The global capacity to store digital information totaled 276 exabytes in 2007, according to a University of Southern California (USC) study. However, that data is not distributed equally, with a distinct line dividing rich and poor countries in the digital world, says USC’s Martin Hilbert. In 2007, people in developed countries had access to about 16 times greater bandwidth than those in poor countries. “If we want to understand the vast social changes underway in the world, we have to understand how much information people are handling,” Hilbert says. The study found that 2002 marked the first year that worldwide digital storage capacity was greater than total analog capacity. “You could say the digital age started in 2002,” Hilbert says. “It continued tremendously from there.” Digital media accounted for 25 percent of all information stored in the world in 2000, but just seven years later 94 percent of all the information storage capacity on Earth was digital, with the remaining six percent comprised of books, magazines, video tapes, and other non-digital media forms. The study found that digital storage capacity grew 23 percent a year from 1986 to 2007, while computing power increased 58 percent a year during the same period. Hilbert notes that people generate 276 exabytes of digital data every eight weeks, but much of that information is not stored long term.


100-Petaflop Supercomputers Predicted By 2017.

InformationWeek (02/08/11) Antone Gonsalves

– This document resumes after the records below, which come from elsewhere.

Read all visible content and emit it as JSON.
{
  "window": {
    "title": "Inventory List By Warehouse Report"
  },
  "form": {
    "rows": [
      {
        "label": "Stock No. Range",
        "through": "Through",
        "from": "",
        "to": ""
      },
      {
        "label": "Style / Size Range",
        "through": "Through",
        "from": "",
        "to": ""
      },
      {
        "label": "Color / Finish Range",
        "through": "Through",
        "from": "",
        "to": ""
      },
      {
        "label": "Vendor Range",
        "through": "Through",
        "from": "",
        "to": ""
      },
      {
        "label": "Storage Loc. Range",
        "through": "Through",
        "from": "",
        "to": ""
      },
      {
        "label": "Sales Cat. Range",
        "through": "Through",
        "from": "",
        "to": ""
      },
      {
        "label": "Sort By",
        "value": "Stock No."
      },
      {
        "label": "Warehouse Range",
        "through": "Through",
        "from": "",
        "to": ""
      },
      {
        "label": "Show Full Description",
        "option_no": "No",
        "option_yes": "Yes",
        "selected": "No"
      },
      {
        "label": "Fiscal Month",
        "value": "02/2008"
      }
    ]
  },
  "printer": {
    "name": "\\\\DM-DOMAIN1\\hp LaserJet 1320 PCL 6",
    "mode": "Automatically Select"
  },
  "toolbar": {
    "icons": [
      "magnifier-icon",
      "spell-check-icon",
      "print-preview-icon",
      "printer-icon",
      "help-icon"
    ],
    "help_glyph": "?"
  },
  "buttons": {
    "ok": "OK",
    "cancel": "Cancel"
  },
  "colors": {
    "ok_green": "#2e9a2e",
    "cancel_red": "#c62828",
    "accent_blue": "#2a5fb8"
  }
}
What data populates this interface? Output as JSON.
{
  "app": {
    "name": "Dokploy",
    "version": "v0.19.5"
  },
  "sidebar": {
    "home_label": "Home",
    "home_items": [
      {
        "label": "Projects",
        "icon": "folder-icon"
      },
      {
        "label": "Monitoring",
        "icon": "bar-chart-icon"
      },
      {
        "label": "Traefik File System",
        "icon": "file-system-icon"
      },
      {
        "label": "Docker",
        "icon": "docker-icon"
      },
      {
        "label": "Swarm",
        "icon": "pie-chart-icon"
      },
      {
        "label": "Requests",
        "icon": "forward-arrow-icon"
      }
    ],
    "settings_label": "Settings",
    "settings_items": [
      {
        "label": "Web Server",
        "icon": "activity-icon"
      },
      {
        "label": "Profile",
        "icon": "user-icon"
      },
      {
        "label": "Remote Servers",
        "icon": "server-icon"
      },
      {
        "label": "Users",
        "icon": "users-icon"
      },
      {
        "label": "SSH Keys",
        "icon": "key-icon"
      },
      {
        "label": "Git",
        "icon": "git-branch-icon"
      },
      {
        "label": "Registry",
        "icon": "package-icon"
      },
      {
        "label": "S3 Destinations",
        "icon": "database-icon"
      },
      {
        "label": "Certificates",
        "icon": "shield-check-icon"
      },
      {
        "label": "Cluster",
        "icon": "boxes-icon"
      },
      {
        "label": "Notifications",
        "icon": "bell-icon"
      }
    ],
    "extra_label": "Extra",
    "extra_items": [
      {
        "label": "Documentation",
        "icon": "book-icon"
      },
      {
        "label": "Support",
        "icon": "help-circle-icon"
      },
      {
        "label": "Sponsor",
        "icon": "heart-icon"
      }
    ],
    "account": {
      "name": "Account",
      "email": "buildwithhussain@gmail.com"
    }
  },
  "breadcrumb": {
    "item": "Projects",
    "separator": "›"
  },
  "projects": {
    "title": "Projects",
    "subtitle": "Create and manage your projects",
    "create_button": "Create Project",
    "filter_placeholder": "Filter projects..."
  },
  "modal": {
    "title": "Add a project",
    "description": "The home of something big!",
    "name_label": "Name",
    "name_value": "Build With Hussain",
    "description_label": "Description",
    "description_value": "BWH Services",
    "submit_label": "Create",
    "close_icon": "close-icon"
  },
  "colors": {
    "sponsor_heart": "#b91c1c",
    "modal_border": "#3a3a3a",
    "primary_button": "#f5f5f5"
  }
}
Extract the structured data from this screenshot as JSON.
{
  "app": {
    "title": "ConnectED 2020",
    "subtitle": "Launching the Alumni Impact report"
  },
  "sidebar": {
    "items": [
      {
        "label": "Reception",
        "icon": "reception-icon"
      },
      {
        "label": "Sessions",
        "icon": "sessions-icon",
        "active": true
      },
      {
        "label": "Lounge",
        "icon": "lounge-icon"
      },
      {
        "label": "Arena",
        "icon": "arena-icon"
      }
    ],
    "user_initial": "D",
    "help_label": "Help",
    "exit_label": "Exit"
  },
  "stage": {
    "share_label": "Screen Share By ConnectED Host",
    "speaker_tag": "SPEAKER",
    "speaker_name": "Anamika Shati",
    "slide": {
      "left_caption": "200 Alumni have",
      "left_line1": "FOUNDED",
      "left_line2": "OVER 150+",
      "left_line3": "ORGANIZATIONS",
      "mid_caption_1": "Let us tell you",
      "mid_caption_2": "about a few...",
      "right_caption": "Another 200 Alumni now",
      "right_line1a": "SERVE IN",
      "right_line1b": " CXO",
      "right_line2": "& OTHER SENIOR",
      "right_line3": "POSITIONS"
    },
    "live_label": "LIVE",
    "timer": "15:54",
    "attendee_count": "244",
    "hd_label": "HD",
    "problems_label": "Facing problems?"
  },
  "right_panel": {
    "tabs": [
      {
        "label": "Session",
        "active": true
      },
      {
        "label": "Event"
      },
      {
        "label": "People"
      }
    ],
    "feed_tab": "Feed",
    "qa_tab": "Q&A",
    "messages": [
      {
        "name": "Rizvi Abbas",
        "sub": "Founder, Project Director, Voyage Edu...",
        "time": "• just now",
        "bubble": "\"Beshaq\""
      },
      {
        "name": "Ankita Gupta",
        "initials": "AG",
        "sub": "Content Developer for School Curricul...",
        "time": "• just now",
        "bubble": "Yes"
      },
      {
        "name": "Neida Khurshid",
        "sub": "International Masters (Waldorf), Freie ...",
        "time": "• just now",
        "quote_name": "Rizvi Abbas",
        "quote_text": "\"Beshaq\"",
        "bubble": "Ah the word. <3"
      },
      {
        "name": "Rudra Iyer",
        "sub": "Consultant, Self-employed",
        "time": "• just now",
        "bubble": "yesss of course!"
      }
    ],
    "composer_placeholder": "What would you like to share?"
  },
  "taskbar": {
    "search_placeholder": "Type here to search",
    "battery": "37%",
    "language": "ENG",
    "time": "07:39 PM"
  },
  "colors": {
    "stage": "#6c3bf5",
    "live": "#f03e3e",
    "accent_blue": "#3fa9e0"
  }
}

University of Tennessee’s Jack Dongarra predicts that there will be 100-petaflop supercomputer systems by 2017, and exascale systems, which could be 1,000 times faster than petascale systems, by 2020. “This will happen if the funding is in place for those machines,” says Dongarra, who helped design the testing system used to generate the Top500 supercomputing list. IBM plans to build 10-petaflop computer systems at both the Argonne National Laboratory and the University of Illinois at Urbana-Champaign in the next year, as well as a 20-petaflop system at the Lawrence Livermore National Laboratory in 2012. Cray also is ready to launch a 10-petaflop system. “Everything is moving along according to Moore’s law, so things are doubling every 18 months, roughly,” Dongarra says. IBM’s new systems will feature Blue Gene supercomputers, called Blue Gene/Q, and will run on specially designed systems-on-a-chip. The Argonne System will be used for industry, academic, and government work, while the Livermore system will be used for advanced uncertainty quantification simulations and weapons development.


Next-Generation Supercomputers.

IEEE Spectrum (02/11) Peter Kogge

Supercomputing performance upgrades are unlikely to be as spectacular in the next decade as they were in the last two, writes University of Notre Dame professor Peter Kogge. The U.S. Defense Advanced Research Projects Agency hoped that an exaflops-class supercomputer would be practically realizable by 2015, but a panel Kogge organized to debate this question concluded that such a breakthrough requires a complete rethinking of supercomputer construction in order to dramatically minimize power consumption. An additional challenge is keeping a massive number of microprocessor cores busy at the same time. Kogge says that “unless memory technologies emerge that have greater densities at the same or lower power levels than we assumed, any exaflops-capable supercomputer that we sketch out now will be memory starved.” Another daunting challenge is providing long-term storage with sufficient speed and density to retain checkpoint files, while reducing the operating voltage would make the transistors susceptible to new and more frequent faults. Nevertheless, Kogge thinks exaflop systems are attainable, but creating such a supercomputer “will demand a coordinated cross-disciplinary effort carried out over a decade or more, during which time device engineers and computer designers will have to work together to find the right combination of processing circuitry, memory structures, and communications conduits.”